Well, it’s that time of year again – cold and flu season is upon us. Hand in hand with the emergence of illness goes incredible marketing of a myriad of expensive supplements that may or may not work to prevent illness, medications to fight sickness and mask symptoms, tissues enhanced with everything from moisturizer to aloe to Vicks, and of course the flu shot. Trouble is, a lot of this stuff simply doesn’t work to help keep you healthy.
What if you could get through this year’s cold and flu season without any sniffles AND without putting a toxic load of chemicals into your body at the same time? Follow these simple tips to keep yourself and your family healthy this cold and flu season.
Remember all of the times your mom nagged you to wash your hands? Well, she was right. Wash your hands often and properly. Use hot water and make sure to lather the soap for at least 15-30 seconds before rinsing. How long is long enough? Sing one of your favorite childhood nursery rhymes like Baa Baa Black Sheep or Twinkle Twinkle Little Star while you are lathering. The feel good feeling from singing might just help too! Wash your hands after using the restroom, before and after meals, and anytime you enter your home. Steer clear of those anti-bacterial soaps and hand sanitizers though – some studies are suggesting that they may actually promote resistance to bacterial agents and make you more prone to illness.

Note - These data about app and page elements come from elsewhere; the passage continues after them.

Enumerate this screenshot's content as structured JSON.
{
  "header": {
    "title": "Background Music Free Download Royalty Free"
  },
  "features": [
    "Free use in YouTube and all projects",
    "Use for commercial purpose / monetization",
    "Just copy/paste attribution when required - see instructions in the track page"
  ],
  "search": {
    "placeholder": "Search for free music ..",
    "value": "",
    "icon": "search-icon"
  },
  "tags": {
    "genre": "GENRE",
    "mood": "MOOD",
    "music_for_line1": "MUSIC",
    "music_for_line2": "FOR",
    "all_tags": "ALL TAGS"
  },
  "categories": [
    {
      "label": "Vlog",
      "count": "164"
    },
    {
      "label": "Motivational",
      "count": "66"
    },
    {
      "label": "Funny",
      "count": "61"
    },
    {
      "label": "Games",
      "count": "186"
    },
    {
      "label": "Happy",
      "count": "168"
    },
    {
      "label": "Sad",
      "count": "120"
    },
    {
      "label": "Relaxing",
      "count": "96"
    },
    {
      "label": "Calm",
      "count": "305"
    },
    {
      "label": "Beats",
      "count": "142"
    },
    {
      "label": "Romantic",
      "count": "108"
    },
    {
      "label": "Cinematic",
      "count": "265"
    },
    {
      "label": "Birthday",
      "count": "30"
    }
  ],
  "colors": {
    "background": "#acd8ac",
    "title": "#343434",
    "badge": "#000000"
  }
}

Consider taking a daily probiotic. A healthy digestive system is the key to a strong immune system and some studies suggest that a daily probiotic can help you to achieve that. Remember to buy probiotics that have been stored in a refrigerator and keep them in the fridge at home for maximum effectiveness.
Take a walk outside for at least 30 minutes every day, preferably in the morning sunshine. Physical movement helps to keep your body healthy and being outdoors breathing in the fresh air will help supercharge your body with a rich flood of oxygen.
Eat Real Food
Eating healthy whole foods is critical in this season. Cooking whole foods at home ensures you’re eating things that are good for you and will minimize the chance of contracting illnesses while in a restaurant.
A good night’s rest will help keep your immune system strong. A 2009 study suggests that those who get less than 7 hours of sleep per night are 3 times more likely to catch a common cold than those getting 7+ hours. Check out this post for tips on how to improve your sleep.
Consider A Vitamin D Supplement
A February 2009 study (as well as a whole host of others) suggests that those who have a Vitamin D deficiency are more likely to contract the common cold and to develop upper respiratory tract infections. Since our bodies produce vitamin D in response to sunlight, many of us living in cold Northern climates can develop a level of vitamin D deficiency over the winter. A vitamin D supplement may help to keep your blood levels of vitamin D up, thereby keeping your immune system strong. Although the Recommended Daily Intake for vitamin D is 200 IU/day for most people, many prominent health professionals including Dr. Andrew Weil are recommending up to 2000 IU/day for maximum health benefit. Vitamin D3 (cholecalciferol) is considered to be better utilized by the body than Vitamin D2 (ergocalciferol), so choose your supplement carefully. And remember, be sure to talk with your doctor before starting any new supplements!
Photo Credit: Steve Knight